That false and misleading charge from an intelligence official of a foreign country, who was not identified but was clearly Israeli, reinforces two of Israel’s key propaganda themes on Iran – that the 2007 U.S. National Intelligence Estimate on Iran is wrong, and that Tehran is poised to build nuclear weapons as soon as possible….
The Committee report, dated May 4, cited unnamed “foreign analysts” as claiming intelligence that Iran ended its nuclear weapons-related work in 2003 because it had mastered the design and tested components of a nuclear weapon and thus didn’t need to work on it further until it had produced enough sufficient material….
When New York Times reporters William J. Broad and David E. Sanger used the term “nuclear warhead” to refer to a reentry vehicle in a Nov. 13, 2005 story on the intelligence documents on the Iranian nuclear programme, it brought sharp criticism from David Albright, the president of the Institute for Science and International Security.

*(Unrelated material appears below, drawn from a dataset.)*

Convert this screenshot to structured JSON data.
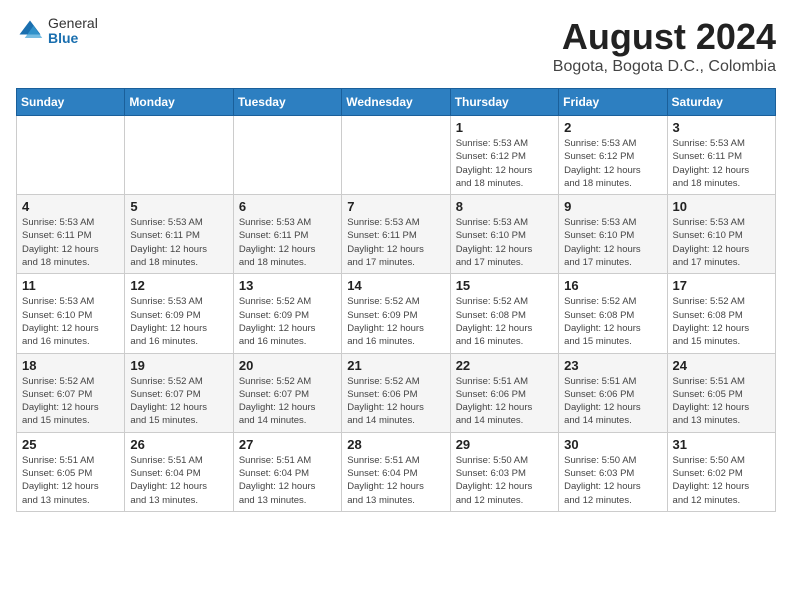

“This distinction is not minor,” Albright observed, “and Broad should understand the differences between the two objects, particularly when the information does not contain any words such as nuclear or nuclear warhead.”